What is Grapefruit Poisoning?
Grapefruit (Citrus paradisii) contains psoralen compounds which are toxic to your cat and can be absorbed through the skin as well as ingested. All parts of the fruit, peel, fruit and seeds are toxic and can induce serious symptoms including diarrhea, vomiting, and photosensitivity. If enough grapefruit is ingested or absorbed, toxicity can be fatal. If you cat has been exposed to grapefruit oil cutaneously or ingested grapefruit or grapefruit oil seek veterinary care and advice immediately.
Grapefruit is a common human household food item that is toxic to your cat. Most cats have a natural adversity to citrus fruits and do not readily consume them, but it is possible for your cat to accidentally ingest grapefruit or be exposed to grapefruit oil (essential oil) and experience symptoms of toxicity.
Symptoms of Grapefruit Poisoning in Cats
Symptoms of Grapefruit poisoning include:
- Symptoms of liver or renal failure
Toxicity can become fatal if enough grapefruit toxins are absorbed.
Causes of Grapefruit Poisoning in Cats
Although cats tend to avoid citrus fruit, there are a number of ways they can be exposed to this household food item.
Grapefruit oil can be absorbed through the skin or ingested. Pet owners may administer oil or fruit to their cat as a holistic remedy, not realizing it is toxic to cats.

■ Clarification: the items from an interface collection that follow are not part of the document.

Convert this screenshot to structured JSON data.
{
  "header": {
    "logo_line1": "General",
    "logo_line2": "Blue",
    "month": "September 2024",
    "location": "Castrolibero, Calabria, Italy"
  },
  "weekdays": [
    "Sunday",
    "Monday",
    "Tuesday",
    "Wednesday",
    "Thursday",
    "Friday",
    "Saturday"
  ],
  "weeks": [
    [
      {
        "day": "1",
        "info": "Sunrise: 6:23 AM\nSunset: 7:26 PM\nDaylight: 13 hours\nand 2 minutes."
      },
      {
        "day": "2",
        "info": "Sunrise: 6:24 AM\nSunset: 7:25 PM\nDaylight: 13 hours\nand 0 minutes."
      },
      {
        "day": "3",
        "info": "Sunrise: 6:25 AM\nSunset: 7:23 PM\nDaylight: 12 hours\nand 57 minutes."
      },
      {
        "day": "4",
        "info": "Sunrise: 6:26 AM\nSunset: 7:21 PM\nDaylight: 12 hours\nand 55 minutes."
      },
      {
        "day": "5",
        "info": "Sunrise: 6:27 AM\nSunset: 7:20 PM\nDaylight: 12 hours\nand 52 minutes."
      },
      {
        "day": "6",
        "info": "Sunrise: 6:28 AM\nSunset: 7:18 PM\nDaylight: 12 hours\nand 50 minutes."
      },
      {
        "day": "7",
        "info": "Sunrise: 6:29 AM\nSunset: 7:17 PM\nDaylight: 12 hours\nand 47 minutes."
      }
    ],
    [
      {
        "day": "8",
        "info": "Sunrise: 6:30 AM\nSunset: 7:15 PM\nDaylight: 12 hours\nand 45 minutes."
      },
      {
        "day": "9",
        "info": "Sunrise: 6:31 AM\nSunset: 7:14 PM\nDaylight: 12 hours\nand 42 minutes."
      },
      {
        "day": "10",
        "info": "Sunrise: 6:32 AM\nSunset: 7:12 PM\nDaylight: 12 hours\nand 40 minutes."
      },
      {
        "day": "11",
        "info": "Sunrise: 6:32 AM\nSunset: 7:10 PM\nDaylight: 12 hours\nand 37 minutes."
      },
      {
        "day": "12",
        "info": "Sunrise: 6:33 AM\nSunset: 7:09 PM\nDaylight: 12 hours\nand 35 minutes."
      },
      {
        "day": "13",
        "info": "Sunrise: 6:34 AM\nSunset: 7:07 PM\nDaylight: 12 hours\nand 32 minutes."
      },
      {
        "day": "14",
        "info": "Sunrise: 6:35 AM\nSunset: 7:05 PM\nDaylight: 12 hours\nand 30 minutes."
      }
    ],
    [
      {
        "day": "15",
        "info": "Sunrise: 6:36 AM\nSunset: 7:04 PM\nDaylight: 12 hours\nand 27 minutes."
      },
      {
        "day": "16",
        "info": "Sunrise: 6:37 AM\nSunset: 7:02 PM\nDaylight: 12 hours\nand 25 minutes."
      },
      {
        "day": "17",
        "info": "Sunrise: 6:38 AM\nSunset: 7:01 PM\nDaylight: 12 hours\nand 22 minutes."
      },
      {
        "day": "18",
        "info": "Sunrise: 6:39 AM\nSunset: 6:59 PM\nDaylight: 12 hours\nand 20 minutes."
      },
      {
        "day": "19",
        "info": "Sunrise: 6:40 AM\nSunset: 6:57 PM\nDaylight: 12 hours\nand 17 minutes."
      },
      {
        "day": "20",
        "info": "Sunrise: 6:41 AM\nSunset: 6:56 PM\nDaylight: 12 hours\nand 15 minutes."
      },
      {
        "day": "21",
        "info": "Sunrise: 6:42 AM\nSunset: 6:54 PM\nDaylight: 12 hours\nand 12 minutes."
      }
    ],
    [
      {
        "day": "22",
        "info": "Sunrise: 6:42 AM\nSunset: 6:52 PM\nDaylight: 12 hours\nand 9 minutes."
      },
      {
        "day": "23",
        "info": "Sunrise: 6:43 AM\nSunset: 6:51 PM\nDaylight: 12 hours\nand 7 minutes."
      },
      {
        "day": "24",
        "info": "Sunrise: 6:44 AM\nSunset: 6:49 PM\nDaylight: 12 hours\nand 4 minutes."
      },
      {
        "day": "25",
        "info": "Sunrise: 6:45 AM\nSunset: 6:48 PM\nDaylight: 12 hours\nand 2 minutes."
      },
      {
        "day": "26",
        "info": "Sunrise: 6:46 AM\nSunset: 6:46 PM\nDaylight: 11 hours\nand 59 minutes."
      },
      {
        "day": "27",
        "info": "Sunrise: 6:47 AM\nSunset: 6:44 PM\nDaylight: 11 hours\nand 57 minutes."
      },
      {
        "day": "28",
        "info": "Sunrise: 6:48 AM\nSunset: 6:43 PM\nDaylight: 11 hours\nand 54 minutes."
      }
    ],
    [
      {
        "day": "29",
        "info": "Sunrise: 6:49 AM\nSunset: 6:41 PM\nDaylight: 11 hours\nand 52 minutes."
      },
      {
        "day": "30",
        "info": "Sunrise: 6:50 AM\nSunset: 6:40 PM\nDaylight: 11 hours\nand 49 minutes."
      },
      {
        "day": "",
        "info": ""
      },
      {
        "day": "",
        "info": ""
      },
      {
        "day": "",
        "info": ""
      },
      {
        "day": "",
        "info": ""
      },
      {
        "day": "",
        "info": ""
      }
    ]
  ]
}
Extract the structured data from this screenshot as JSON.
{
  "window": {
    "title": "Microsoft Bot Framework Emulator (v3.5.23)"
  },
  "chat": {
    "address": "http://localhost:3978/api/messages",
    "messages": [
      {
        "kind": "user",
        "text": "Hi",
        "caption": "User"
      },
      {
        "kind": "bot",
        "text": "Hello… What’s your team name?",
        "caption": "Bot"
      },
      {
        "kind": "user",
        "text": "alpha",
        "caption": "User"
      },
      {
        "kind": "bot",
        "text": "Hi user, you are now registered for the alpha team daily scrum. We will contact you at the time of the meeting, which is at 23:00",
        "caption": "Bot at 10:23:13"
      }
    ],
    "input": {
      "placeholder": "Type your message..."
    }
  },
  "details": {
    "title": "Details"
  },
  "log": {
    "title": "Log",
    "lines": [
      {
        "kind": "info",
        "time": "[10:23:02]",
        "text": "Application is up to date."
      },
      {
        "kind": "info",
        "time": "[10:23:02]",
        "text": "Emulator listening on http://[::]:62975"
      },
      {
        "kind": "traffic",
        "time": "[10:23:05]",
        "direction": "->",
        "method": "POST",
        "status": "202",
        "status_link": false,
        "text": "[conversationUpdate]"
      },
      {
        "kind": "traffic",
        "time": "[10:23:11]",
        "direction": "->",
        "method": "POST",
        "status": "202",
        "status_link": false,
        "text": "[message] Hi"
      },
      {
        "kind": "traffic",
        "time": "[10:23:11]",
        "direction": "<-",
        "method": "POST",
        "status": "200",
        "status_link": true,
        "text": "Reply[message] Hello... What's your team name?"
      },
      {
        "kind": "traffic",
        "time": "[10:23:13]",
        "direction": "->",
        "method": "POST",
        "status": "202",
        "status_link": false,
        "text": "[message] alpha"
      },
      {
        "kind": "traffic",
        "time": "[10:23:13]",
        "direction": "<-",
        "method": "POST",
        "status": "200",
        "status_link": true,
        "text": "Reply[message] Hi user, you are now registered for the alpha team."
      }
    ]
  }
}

The flesh, peel, pith, and seeds of grapefruit are all toxic and can be sampled, mixed with other food or administered to your cat accidentally in spite of your cat's normal natural adversity.
Cats may also access grapefruit in the garden when they fall from trees or when climbing trees.
Diagnosis of Grapefruit Poisoning in Cats
If you know or suspect your cat has ingested grapefruit or grapefruit oil or has had grapefruit oil applied to their skin, you should seek veterinary care immediately. Inform your vet of the quantity and time of grapefruit exposure to help your vet determine necessary treatment. Your veterinarian will perform a complete physical examination to ascertain symptoms of grapefruit toxicity and your cat’s general condition. Provide your veterinarian with a medical history so he/she is aware of any preexisting conditions that may complicate toxicity or treatment. Your veterinarian may also perform blood or urine tests to determine if other medical conditions are present that may complicate your cat's condition and treatment.
Treatment of Grapefruit Poisoning in Cats
If grapefruit has been ingested recently, your veterinarian may induce vomiting. If grapefruit essential oil was ingested, vomiting should not be induced as there is a risk of aspirating the oil during vomiting.
Your veterinarian may also administer activated charcoal to bind with the grapefruit and its toxins and allow it to pass through your pet's system with minimal absorption in the digestive tract.
Supportive care will be started for your cat to address toxicity symptoms. Intravenous fluid therapy will be administered so that your cat does not become dehydrated from vomiting and diarrhea. Your cat's vital signs and organ functioning will be monitored. Blood work and urinalysis may be performed to monitor organ functioning. Medication to support organ functioning of liver and kidneys will be administered if needed.
Recovery of Grapefruit Poisoning in Cats
The recovery of your cat will depend on the severity of grapefruit poisoning symptoms experienced. If your cat has experienced grapefruit poisoning, their recovery may involve a special diet to address any damage to internal organs such as the liver or kidneys. Your cat should be monitored for further symptoms that would indicate any lasting effects or damage as a result of grapefruit absorption or ingestion. Any concerns should be followed up with your veterinarian.